EDI is not new to the academy with previous initiatives including:
Through their educational efforts at this year’s meeting, the AAN called further attention to these issues and urged neurologists to take up the call in their own practices, if they haven’t already.
Dr. Elaine Jones, who sits on the EDIJCC and chairs the board’s gender disparities work group, offered some advice for private practices on how to increase diversity and create a more inclusive work environment.
Survey Your Own Staff
A simple way to start is to look at your organizational culture and staff diversity. When hiring someone new, consider mirroring the diversity of your community and the patients you serve.
Jones said that increased diversity in private practice has helped many practices:
- Increase creativity in problem solving
- Foster better decision making
- Expand profitability and productivity
- Enhance employee engagement
- Boost patient retention and referrals
Include your current staff in discussions around the issues of equity, diversity, and inclusion, and work together to develop policies to guide your move forward, she added.
Develop an EDI Policy
Even if you are just beginning this process, Jones advised letting the people who come into your office know about it. Draft a statement and put it in a prominent place, to indicate that this is something important to your practice.
Use clear and active language to draft your statement. For example:
- “We are an anti-racist or anti-discriminatory practice. Please ask what is being done and offer feedback and suggestions.”
- “This office appreciates the diversity of human beings and does not discriminate based on race, age, religion, ability, marital status, sexual orientation, sex or gender identity or expression.”
- “Equal care will be provided to all patients, regardless of age, race, ethnicity.”
Jones also recommended adopting a “no tolerance policy” and calling people out when they exhibit behavior that is inconsistent with your policy.
If someone makes a disparaging remark, “you don’t have to be rude about it, but you definitely don’t want to just let it pass either. That’s how you actively make change,” she said.
Setting a policy and engaging in better behavior is just the start in our journey toward improving healthcare equity. Jones encouraged everyone to seek out the many resources available to help you along the way, including the following books:
- How to Be an Antiracist by Ibram X. Kendi
- A Black Man in a White Coat by Dr. Damon Tweedy

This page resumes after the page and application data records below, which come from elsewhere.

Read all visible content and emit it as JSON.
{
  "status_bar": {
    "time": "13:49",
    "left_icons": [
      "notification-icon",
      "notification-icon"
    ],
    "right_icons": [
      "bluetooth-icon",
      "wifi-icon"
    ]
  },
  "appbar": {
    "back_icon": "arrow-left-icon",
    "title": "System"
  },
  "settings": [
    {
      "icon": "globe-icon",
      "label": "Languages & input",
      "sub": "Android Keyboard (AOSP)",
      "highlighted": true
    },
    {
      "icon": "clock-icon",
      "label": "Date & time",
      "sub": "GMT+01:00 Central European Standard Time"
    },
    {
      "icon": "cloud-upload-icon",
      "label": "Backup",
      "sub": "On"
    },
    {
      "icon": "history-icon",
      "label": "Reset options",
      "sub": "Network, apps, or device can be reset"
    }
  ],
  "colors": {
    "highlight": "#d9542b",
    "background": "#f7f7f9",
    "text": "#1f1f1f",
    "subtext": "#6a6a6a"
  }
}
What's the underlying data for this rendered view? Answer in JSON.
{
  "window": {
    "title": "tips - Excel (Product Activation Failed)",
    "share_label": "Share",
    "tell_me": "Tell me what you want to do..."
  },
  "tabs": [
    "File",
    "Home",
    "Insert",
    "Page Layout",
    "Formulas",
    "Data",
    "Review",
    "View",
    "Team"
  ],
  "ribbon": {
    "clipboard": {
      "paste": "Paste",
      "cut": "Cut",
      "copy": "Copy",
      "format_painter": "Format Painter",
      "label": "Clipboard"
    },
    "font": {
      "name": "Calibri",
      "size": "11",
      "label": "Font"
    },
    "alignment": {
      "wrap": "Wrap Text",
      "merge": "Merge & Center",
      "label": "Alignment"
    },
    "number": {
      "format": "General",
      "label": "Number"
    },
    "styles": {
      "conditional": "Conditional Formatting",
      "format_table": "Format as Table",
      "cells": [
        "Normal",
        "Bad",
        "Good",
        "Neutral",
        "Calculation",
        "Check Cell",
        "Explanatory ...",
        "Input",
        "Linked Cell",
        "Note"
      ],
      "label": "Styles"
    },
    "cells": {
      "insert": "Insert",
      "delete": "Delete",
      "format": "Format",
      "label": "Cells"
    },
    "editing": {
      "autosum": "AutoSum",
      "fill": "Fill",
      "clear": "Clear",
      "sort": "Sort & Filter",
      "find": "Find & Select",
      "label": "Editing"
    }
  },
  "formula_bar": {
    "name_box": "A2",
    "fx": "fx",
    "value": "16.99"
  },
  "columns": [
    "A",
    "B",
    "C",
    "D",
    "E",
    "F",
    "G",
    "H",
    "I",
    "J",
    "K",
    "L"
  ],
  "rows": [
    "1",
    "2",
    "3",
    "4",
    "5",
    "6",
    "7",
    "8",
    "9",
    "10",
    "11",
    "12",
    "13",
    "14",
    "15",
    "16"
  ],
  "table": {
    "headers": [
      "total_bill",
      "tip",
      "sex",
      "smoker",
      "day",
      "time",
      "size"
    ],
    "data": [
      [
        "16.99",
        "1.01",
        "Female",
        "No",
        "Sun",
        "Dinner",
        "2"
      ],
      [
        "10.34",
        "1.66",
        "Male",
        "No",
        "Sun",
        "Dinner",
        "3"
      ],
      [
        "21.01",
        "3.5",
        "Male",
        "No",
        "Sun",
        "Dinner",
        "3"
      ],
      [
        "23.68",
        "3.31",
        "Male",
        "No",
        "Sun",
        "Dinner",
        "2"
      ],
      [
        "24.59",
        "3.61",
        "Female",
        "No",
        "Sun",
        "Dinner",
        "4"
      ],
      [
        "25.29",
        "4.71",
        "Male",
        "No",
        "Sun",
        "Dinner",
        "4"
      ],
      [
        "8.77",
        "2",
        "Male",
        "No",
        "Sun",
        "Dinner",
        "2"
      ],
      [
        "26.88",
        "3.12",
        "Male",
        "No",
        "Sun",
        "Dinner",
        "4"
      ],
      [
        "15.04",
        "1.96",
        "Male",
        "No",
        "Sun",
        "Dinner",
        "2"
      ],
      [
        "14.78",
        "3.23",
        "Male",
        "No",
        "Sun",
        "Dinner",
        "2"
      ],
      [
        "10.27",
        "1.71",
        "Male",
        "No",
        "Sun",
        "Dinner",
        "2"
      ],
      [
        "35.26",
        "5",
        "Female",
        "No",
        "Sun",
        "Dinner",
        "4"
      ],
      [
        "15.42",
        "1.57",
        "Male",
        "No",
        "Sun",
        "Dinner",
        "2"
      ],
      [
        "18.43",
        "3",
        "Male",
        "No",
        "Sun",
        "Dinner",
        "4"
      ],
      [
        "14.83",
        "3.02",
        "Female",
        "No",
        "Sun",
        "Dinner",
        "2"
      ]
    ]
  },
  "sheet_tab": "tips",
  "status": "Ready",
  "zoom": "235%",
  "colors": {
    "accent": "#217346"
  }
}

- Medical Apartheid: The Dark History of Medical Experimentation on Black Americans from Colonial Times to the Present by Harriet A. Washington
Additional resources can be found on the AAN IDEAS (Inclusion, Diversity, Equity, Anti-racism, & Social justice) page.